This is a response to Puppy Games Blog Post by Caspian Prince, 'Because You're Worthless: The Dark Side of Indie PR'
Let me start by saying that I think that Puppy Games is an amazing company, and if I ever sell half the number of games that they have, I will be very lucky. I'm not saying that in a conceding or sarcastic manner either; the last game I released sold 3 copies, so I'm guessing they might be 1000x to 10000x more successful than me! Please keep that in mind while you read this post, and understand that in no way am I more 'qualified' to speak on the subject of indie marketing than they are. What I am going to describe is simply what I believe and what I am trying to do now. No doubt I make countless marketing and development mistakes, but my hope is that this alternate viewpoint might encourage other struggling indie developers.
Let's talk about customers. Caspian says that "you are worthless to us", and goes on to show how after sales, bundles, Steam and the tax man, a $20 product goes to on to sell for mere pennies to the dev. I'm not going to debate the math - at that rate, it's really hard to make a profit. It is not enough to just make a great game in the age of bundles, Steam and Big Fish Games. Games themselves are being commoditized, sold in virtual bargain bins for dimes on the dozen. What I'm going to suggest is not changing the math on customers, but changing those customers into fans.
There are two ways to influence human behavior - manipulation and inspiration (Simon Sinek, Start With Why). Steam Sales, Bundles, any price cut - all fall into the manipulation category. There is no doubt that price manipulation is highly effective. But there is a heavy cost to this - your customers start expecting it as the norm. And suddenly we're routinely selling $20 products for pennies on the dollar and wondering why people are unwilling to pay more. The fault does not lie with one person or company, but with all of us. We sacrifice our long term profitability to drive more business. We get more customers, but we don't get any loyalty. The only way to beat the game is to quit playing.
Turning someone who pays $0.25 for a finished product to someone who pledges $100 on Kickstarter for your idea is long process of giving, giving and giving until it hurts (Gary Vaynerchuk, Jab, Jab, Jab Right Hook). Here is a secret: as human beings, we have a wired weak spot to respond to kindness (something that allows us to survive as a tribe instead of killing each other). A little genuine kindness goes a long way in creating loyalty.
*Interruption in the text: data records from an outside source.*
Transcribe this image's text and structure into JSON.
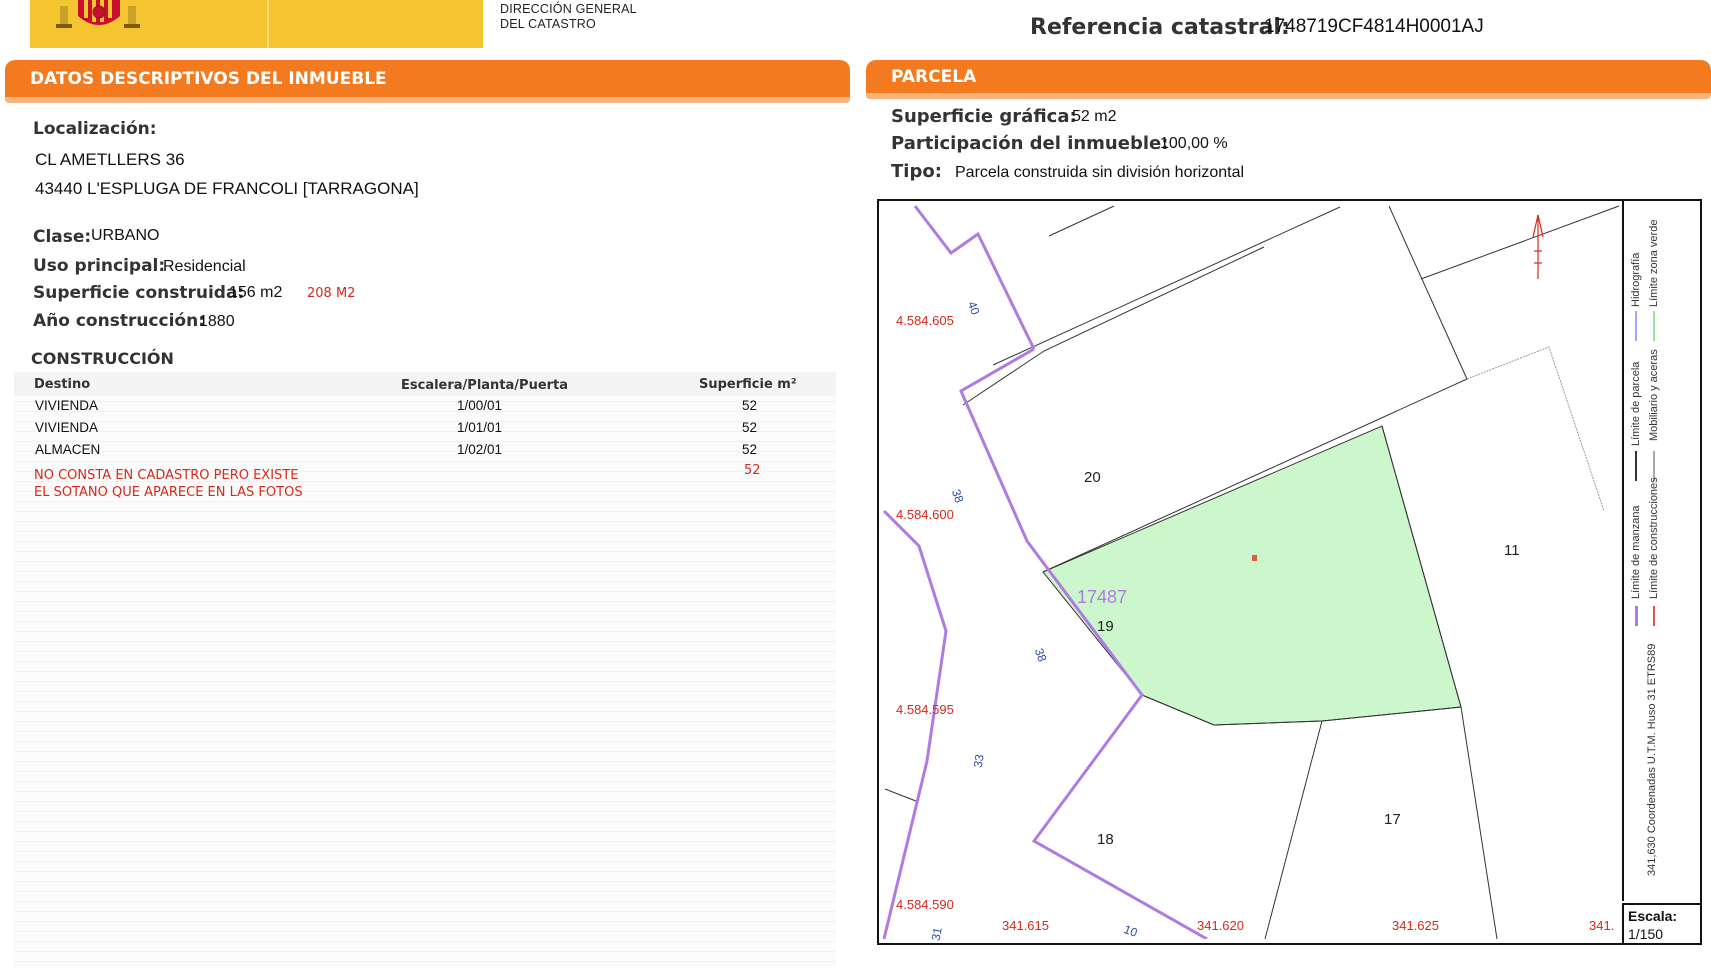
{
  "header": {
    "agency_line1": "DIRECCIÓN GENERAL",
    "agency_line2": "DEL CATASTRO",
    "refcat_label": "Referencia catastral:",
    "refcat_value": "1748719CF4814H0001AJ"
  },
  "colors": {
    "orange": "#f47a20",
    "yellow": "#f5c431",
    "green_parcel": "#ccf7cc",
    "purple": "#b07be0",
    "red": "#d42a1c"
  },
  "left_panel": {
    "title": "DATOS DESCRIPTIVOS DEL INMUEBLE",
    "localizacion_label": "Localización:",
    "address_line1": "CL AMETLLERS 36",
    "address_line2": "43440 L'ESPLUGA DE FRANCOLI [TARRAGONA]",
    "clase_label": "Clase:",
    "clase_value": "URBANO",
    "uso_label": "Uso principal:",
    "uso_value": "Residencial",
    "superficie_label": "Superficie construida:",
    "superficie_value": "156 m2",
    "superficie_note": "208 M2",
    "anio_label": "Año construcción:",
    "anio_value": "1880",
    "construccion_title": "CONSTRUCCIÓN",
    "table": {
      "headers": [
        "Destino",
        "Escalera/Planta/Puerta",
        "Superficie m²"
      ],
      "rows": [
        [
          "VIVIENDA",
          "1/00/01",
          "52"
        ],
        [
          "VIVIENDA",
          "1/01/01",
          "52"
        ],
        [
          "ALMACEN",
          "1/02/01",
          "52"
        ]
      ]
    },
    "note_line1": "NO CONSTA EN CADASTRO PERO EXISTE",
    "note_line2": "EL SOTANO QUE APARECE EN LAS FOTOS",
    "note_value": "52"
  },
  "right_panel": {
    "title": "PARCELA",
    "sup_grafica_label": "Superficie gráfica:",
    "sup_grafica_value": "52 m2",
    "participacion_label": "Participación del inmueble:",
    "participacion_value": "100,00 %",
    "tipo_label": "Tipo:",
    "tipo_value": "Parcela construida sin división horizontal"
  },
  "map": {
    "y_labels": [
      "4.584.605",
      "4.584.600",
      "4.584.595",
      "4.584.590"
    ],
    "x_labels": [
      "341.615",
      "341.620",
      "341.625",
      "341."
    ],
    "parcel_labels": [
      "20",
      "19",
      "18",
      "17",
      "11"
    ],
    "block_label": "17487",
    "street_numbers": [
      "40",
      "38",
      "38",
      "33",
      "31",
      "10"
    ],
    "legend": {
      "hidrografia": "Hidrografía",
      "limite_zona_verde": "Límite zona verde",
      "limite_parcela": "Límite de parcela",
      "mobiliario": "Mobiliario y aceras",
      "limite_manzana": "Límite de manzana",
      "limite_construcciones": "Límite de construcciones",
      "coordenadas": "341,630 Coordenadas U.T.M. Huso 31 ETRS89"
    },
    "scale_label": "Escala:",
    "scale_value": "1/150"
  }
}
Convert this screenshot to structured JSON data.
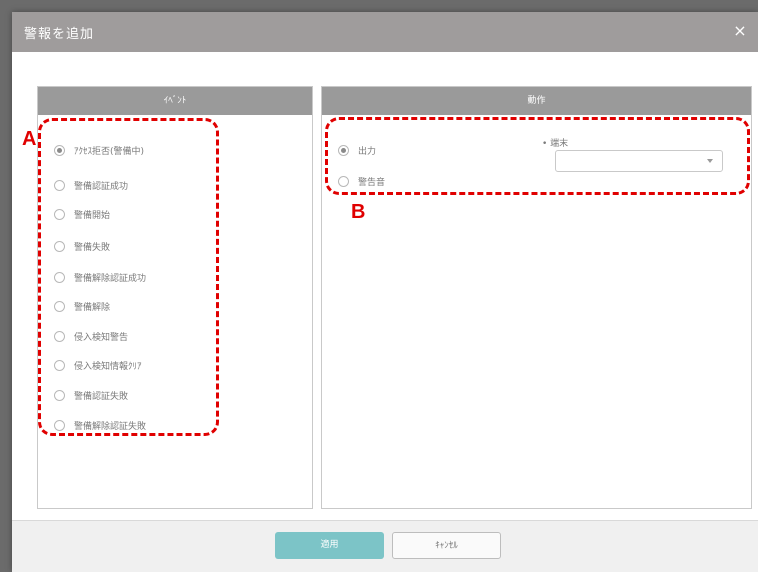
{
  "dialog": {
    "title": "警報を追加",
    "close_glyph": "×"
  },
  "event_panel": {
    "header": "ｲﾍﾞﾝﾄ",
    "items": [
      {
        "label": "ｱｸｾｽ拒否(警備中)",
        "checked": true
      },
      {
        "label": "警備認証成功",
        "checked": false
      },
      {
        "label": "警備開始",
        "checked": false
      },
      {
        "label": "警備失敗",
        "checked": false
      },
      {
        "label": "警備解除認証成功",
        "checked": false
      },
      {
        "label": "警備解除",
        "checked": false
      },
      {
        "label": "侵入検知警告",
        "checked": false
      },
      {
        "label": "侵入検知情報ｸﾘｱ",
        "checked": false
      },
      {
        "label": "警備認証失敗",
        "checked": false
      },
      {
        "label": "警備解除認証失敗",
        "checked": false
      }
    ]
  },
  "action_panel": {
    "header": "動作",
    "options": [
      {
        "label": "出力",
        "checked": true
      },
      {
        "label": "警告音",
        "checked": false
      }
    ],
    "terminal": {
      "label": "• 端末",
      "value": ""
    }
  },
  "annotations": {
    "a": "A",
    "b": "B",
    "color": "#e00000"
  },
  "footer": {
    "apply_label": "適用",
    "cancel_label": "ｷｬﾝｾﾙ"
  }
}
Loyalty is also generated by the other side of the manipulation coin, inspiration. Inspiration is creating a cause, an idea, a WHY strong enough that people want to represent that idea in their own lives. And when you have loyalty, everything changes. Loyalty frees you from the gatekeepers - you get around splitting sales w/Steam if all your customers buy your product straight on your website. Loyalty makes Lets Play videos and markets you on Facebook and Twitter for free. Loyalty doesn't care about price and won't wait to buy your game on sale; it buys it on early access for 20% extra.
It sounds like PuppyGames were great in supporting their customers in technical support. That's the kind of thing that should be talked about more, the kind of thing that earns retweets and likes - I'm surprised it has not earned them a more loyal fan base. So maybe loyalty can't be 100% effective - I can't give you concrete statistics on the math of kindness. But doesn't it make more sense to fight for customer loyalty than try to manipulate our way to profitability? We can't control what the market does or the tricks our competitors use; we can inspire our fans and be kind to our customers. I can't say if the inspiration approach will ever be profitable for me, but it fits the WHY of my company (Better Games, Better Lives, To share with the world) so it is what I'm going try to do.
Finally, let me acknowledge that being an indie developer out on the internet can be pretty awful. You pour your time, effort and hope into your project only to have it trashed by random strangers. Why does it hurt so much? Why do we let it keep us up a night? I understand Caspian Prince when he talks about dark corners of the internet, the negativity that pulls down every indie developer brave enough to publish their work. It is a fight to stay positive. I try to keep this quote from 'Ratatouille' in mind:
"In many ways, the work of a critic is easy. We risk very little, yet enjoy a position over those who offer up their work and their selves to our judgment. We thrive on negative criticism, which is fun to write and to read. But the bitter truth we critics must face, is that in the grand scheme of things, the average piece of junk is probably more meaningful than our criticism designating it so."
If there's any solace to seek, it is the knowledge that you have the opportunity to be an artist in a world of critics. Maybe that's enough.
So to PuppyGames and to all the Indie devs who may see an increasingly bleak market and a hostile and unforgiving world: I would just encourage you to keep doing great work, keep being kind to your customers, and continue to inspire your loyal fans; I know you have inspired me.